Data extracted from a collection →
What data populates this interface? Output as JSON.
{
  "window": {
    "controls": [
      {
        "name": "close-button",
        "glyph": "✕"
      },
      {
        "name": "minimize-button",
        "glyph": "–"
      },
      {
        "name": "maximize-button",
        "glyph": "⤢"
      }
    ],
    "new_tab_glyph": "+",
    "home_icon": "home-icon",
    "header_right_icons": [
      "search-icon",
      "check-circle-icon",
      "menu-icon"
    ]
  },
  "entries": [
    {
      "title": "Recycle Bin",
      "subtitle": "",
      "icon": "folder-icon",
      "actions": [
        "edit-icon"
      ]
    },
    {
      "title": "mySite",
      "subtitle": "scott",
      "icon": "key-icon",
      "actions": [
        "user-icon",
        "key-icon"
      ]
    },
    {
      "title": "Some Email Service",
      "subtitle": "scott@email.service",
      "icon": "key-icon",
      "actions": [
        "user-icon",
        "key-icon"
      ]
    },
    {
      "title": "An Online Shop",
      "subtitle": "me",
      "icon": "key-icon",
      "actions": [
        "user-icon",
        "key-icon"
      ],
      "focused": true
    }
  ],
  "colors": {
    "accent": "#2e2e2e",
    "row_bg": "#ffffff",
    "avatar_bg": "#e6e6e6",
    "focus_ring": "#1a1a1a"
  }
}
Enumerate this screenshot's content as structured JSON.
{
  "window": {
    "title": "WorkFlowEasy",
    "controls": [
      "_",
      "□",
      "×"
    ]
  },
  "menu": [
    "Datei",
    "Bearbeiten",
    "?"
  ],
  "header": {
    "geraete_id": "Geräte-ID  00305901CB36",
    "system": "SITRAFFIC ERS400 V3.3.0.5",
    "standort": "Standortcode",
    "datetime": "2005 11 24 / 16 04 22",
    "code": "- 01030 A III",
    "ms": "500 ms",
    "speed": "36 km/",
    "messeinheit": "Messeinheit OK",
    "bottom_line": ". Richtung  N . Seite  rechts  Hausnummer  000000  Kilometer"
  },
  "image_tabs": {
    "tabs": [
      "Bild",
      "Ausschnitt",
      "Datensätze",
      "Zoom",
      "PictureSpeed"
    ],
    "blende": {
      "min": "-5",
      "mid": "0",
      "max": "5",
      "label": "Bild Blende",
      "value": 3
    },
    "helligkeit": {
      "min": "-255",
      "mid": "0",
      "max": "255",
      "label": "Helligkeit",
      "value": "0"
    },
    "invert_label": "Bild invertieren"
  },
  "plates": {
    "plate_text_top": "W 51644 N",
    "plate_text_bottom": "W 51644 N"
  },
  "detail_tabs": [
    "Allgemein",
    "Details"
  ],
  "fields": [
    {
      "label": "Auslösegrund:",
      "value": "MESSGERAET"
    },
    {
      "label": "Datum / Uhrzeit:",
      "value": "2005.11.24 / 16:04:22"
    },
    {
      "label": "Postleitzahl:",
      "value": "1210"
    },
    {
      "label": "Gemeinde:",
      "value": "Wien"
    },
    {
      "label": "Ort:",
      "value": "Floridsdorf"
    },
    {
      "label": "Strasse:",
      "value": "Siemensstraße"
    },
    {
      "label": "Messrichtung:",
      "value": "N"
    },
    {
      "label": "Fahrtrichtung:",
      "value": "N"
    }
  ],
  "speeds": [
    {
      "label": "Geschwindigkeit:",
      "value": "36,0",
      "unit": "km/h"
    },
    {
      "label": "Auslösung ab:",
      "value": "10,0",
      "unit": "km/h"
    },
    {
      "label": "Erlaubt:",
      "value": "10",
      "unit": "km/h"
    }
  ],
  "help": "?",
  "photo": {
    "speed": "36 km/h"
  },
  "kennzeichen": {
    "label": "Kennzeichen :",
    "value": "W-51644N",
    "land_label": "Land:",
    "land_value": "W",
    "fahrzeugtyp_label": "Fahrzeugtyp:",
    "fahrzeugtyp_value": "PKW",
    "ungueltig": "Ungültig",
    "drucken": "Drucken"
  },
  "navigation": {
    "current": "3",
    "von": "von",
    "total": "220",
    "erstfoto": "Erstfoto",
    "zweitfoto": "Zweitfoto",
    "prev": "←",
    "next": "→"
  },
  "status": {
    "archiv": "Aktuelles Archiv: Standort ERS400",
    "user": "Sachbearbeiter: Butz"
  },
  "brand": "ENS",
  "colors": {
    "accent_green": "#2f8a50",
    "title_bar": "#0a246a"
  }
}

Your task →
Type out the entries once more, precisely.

Task result →
What data populates this interface? Output as JSON.
{
  "window": {
    "controls": [
      {
        "name": "close-button",
        "glyph": "✕"
      },
      {
        "name": "minimize-button",
        "glyph": "–"
      },
      {
        "name": "maximize-button",
        "glyph": "⤢"
      }
    ],
    "new_tab_glyph": "+",
    "home_icon": "home-icon",
    "header_right_icons": [
      "search-icon",
      "check-circle-icon",
      "menu-icon"
    ]
  },
  "entries": [
    {
      "title": "Recycle Bin",
      "subtitle": "",
      "icon": "folder-icon",
      "actions": [
        "edit-icon"
      ]
    },
    {
      "title": "mySite",
      "subtitle": "scott",
      "icon": "key-icon",
      "actions": [
        "user-icon",
        "key-icon"
      ]
    },
    {
      "title": "Some Email Service",
      "subtitle": "scott@email.service",
      "icon": "key-icon",
      "actions": [
        "user-icon",
        "key-icon"
      ]
    },
    {
      "title": "An Online Shop",
      "subtitle": "me",
      "icon": "key-icon",
      "actions": [
        "user-icon",
        "key-icon"
      ],
      "focused": true
    }
  ],
  "colors": {
    "accent": "#2e2e2e",
    "row_bg": "#ffffff",
    "avatar_bg": "#e6e6e6",
    "focus_ring": "#1a1a1a"
  }
}
Enumerate this screenshot's content as structured JSON.
{
  "window": {
    "title": "WorkFlowEasy",
    "controls": [
      "_",
      "□",
      "×"
    ]
  },
  "menu": [
    "Datei",
    "Bearbeiten",
    "?"
  ],
  "header": {
    "geraete_id": "Geräte-ID  00305901CB36",
    "system": "SITRAFFIC ERS400 V3.3.0.5",
    "standort": "Standortcode",
    "datetime": "2005 11 24 / 16 04 22",
    "code": "- 01030 A III",
    "ms": "500 ms",
    "speed": "36 km/",
    "messeinheit": "Messeinheit OK",
    "bottom_line": ". Richtung  N . Seite  rechts  Hausnummer  000000  Kilometer"
  },
  "image_tabs": {
    "tabs": [
      "Bild",
      "Ausschnitt",
      "Datensätze",
      "Zoom",
      "PictureSpeed"
    ],
    "blende": {
      "min": "-5",
      "mid": "0",
      "max": "5",
      "label": "Bild Blende",
      "value": 3
    },
    "helligkeit": {
      "min": "-255",
      "mid": "0",
      "max": "255",
      "label": "Helligkeit",
      "value": "0"
    },
    "invert_label": "Bild invertieren"
  },
  "plates": {
    "plate_text_top": "W 51644 N",
    "plate_text_bottom": "W 51644 N"
  },
  "detail_tabs": [
    "Allgemein",
    "Details"
  ],
  "fields": [
    {
      "label": "Auslösegrund:",
      "value": "MESSGERAET"
    },
    {
      "label": "Datum / Uhrzeit:",
      "value": "2005.11.24 / 16:04:22"
    },
    {
      "label": "Postleitzahl:",
      "value": "1210"
    },
    {
      "label": "Gemeinde:",
      "value": "Wien"
    },
    {
      "label": "Ort:",
      "value": "Floridsdorf"
    },
    {
      "label": "Strasse:",
      "value": "Siemensstraße"
    },
    {
      "label": "Messrichtung:",
      "value": "N"
    },
    {
      "label": "Fahrtrichtung:",
      "value": "N"
    }
  ],
  "speeds": [
    {
      "label": "Geschwindigkeit:",
      "value": "36,0",
      "unit": "km/h"
    },
    {
      "label": "Auslösung ab:",
      "value": "10,0",
      "unit": "km/h"
    },
    {
      "label": "Erlaubt:",
      "value": "10",
      "unit": "km/h"
    }
  ],
  "help": "?",
  "photo": {
    "speed": "36 km/h"
  },
  "kennzeichen": {
    "label": "Kennzeichen :",
    "value": "W-51644N",
    "land_label": "Land:",
    "land_value": "W",
    "fahrzeugtyp_label": "Fahrzeugtyp:",
    "fahrzeugtyp_value": "PKW",
    "ungueltig": "Ungültig",
    "drucken": "Drucken"
  },
  "navigation": {
    "current": "3",
    "von": "von",
    "total": "220",
    "erstfoto": "Erstfoto",
    "zweitfoto": "Zweitfoto",
    "prev": "←",
    "next": "→"
  },
  "status": {
    "archiv": "Aktuelles Archiv: Standort ERS400",
    "user": "Sachbearbeiter: Butz"
  },
  "brand": "ENS",
  "colors": {
    "accent_green": "#2f8a50",
    "title_bar": "#0a246a"
  }
}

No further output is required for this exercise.